Q: I purchased a horse about four weeks ago for my daughter (11 yrs. old with five years of riding experience), who rode the horse and compared it to several others we had seen. We had her trainer with us, and we all felt comfortable about the horse and decided to purchase him. The seller agreed to deliver him, and I paid her on delivery.
After just a few days we started having difficulty with the horse's behavior. He became stubborn and belligerent, and we felt he was not a safe choice for my daughter. We told the seller we would like to return him and get our money back.
When we purchased the horse we were not given any registration papers or Coggins. There was nothing noted by the vet who did the prepurchase exam regarding blood drawn for testing. We signed nothing and were not told up front that we would not get our money back if we were dissatisfied. I was not informed until afterwards that I could only do a trade out with the seller for a different horse. When the horse was delivered to us and I wrote her a $6,000 check.
Her husband picked up the horse a week ago and I have called her twice since then to find out if she had other horses I could look at. I had attempted several other times to call her but often found her phone message mailbox was full and I couldn't leave a message.
She has refused to return my money and has gotten very defensive when I've discussed it with her. I am afraid she's going to make herself completely unavailable to me and I'll never see my money again.
In the meantime, I've found another horse that I would like to purchase for my daughter, but my hands are tied. Is there a way to deal with this problem on a legal level so that I get my money back and move forward on this?
A: For better or worse, the convention in the horse industry is that unless you have an agreement to the contrary and/or the seller makes certain specific representations, all horse sales are "as is" and final the moment the buyer delivers payment. This is part of why I recommend a written purchase/sale agreement for every transaction - that way, no one is surprised. Most sellers will not take returns and actually, this seller is fairly generous for offering to allow you to make a trade. However, because the seller took your money AND the horse, she does owe you something, whether it is a refund or a trade.
As a horseperson, I'm not too surprised at the horse's behavior, as it is very typical for horses to "test" new riders, especially novice riders.
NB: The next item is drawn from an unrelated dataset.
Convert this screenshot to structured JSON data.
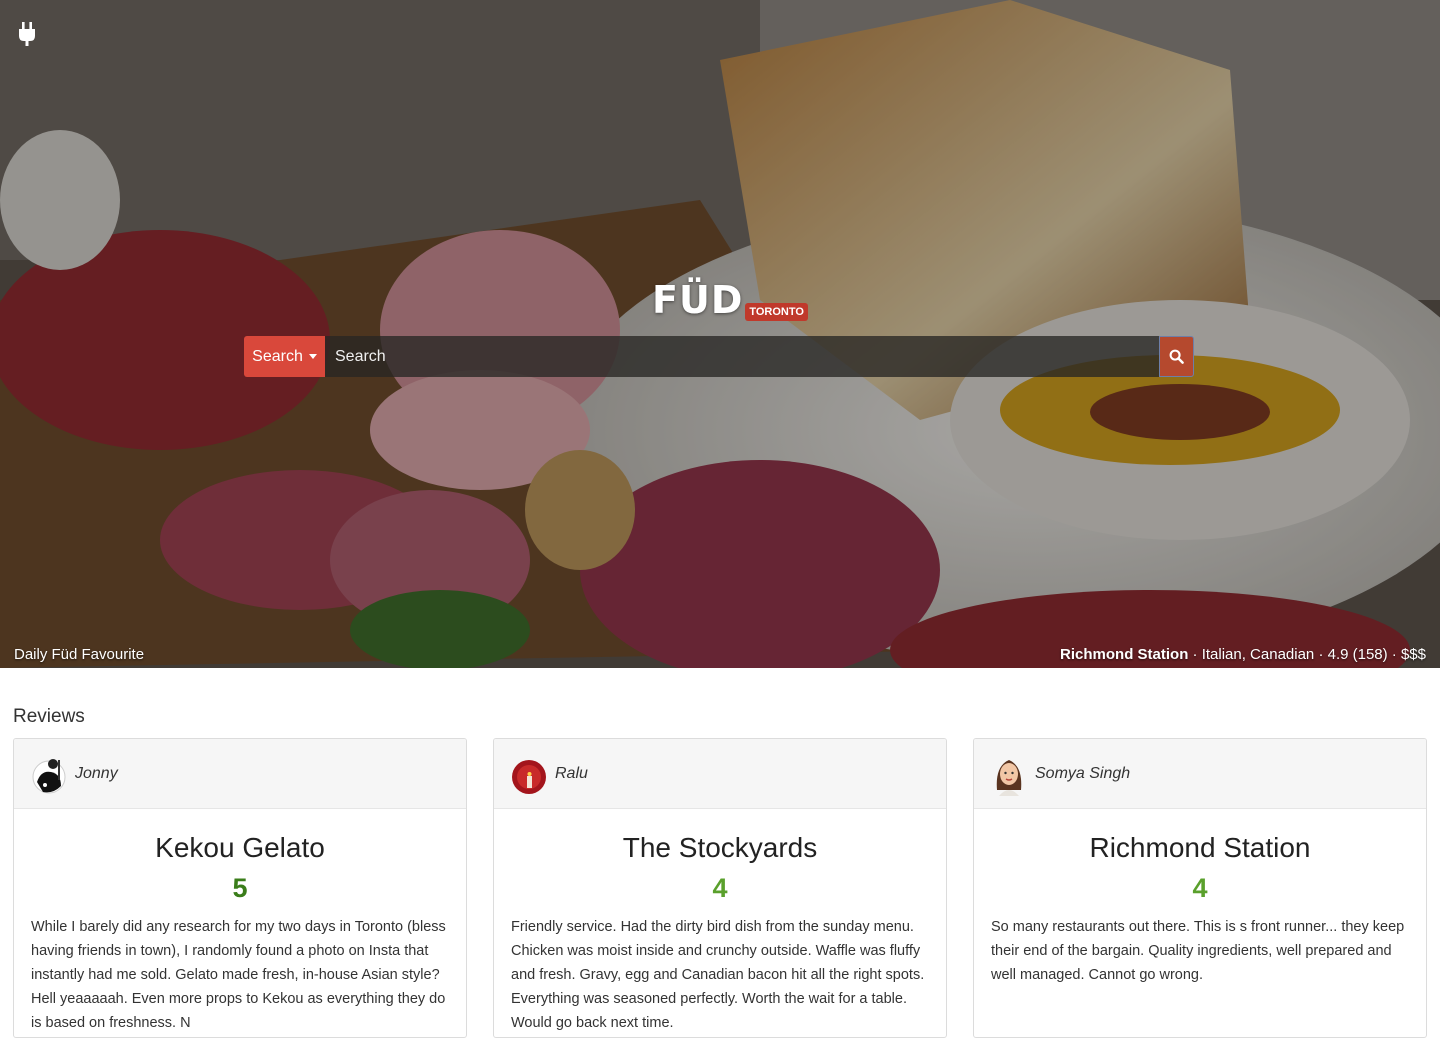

If it is still possible, I'd recommend having your trainer work with your daughter and the horse, and if he's still totally unsuitable, enlist the trainer's help in reselling the horse and obtaining a more suitable mount for your daughter. I'm assuming that the horse isn't doing anything particularly dangerous (i.e., kicking, biting, bucking, rearing) and that he's just being ornery. Now, if he has truly dangerous habits, that's another story - the seller knew he was going to a child, albeit a child under a trainer's supervision, so she'd have the duty to disclose any known traits that would make him an unsuitable child's mount. Merely being "stubborn and belligerent" wouldn't make him unsuitable, though. Many children's ponies fit this description to a T! For more information on a seller's legal duties, see Selling a Horse?on Equine Legal Solutions.
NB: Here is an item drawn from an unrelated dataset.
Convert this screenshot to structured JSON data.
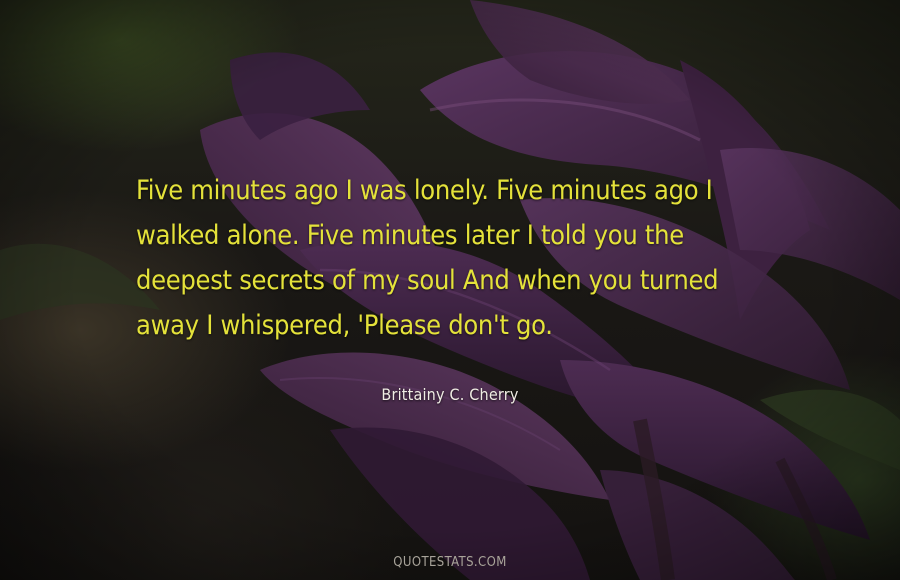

Now, the paperwork. If the horse is registered (for example, with the Jockey Club, if he's a Thoroughbred) and was sold to you as a registered horse, the seller must transfer the registration papers to you when you buy the horse. I strongly advise my clients to examine the registration papers and obtain a signed copy of the transfer certificate at the time of delivery of the purchase price. Evidence of a negative Coggins test is typically required by state agriculture departments to bring a horse into the state, but California does not require sellers to provide one to the buyers at the time of sale. Bills of sale, while a good idea, are also not legally required. A prepurchase exam does not typically include blood work of any kind - it's limited to what the examining veterinarian can observe. Here's an excellent article on what to expect from a prepurchase exam.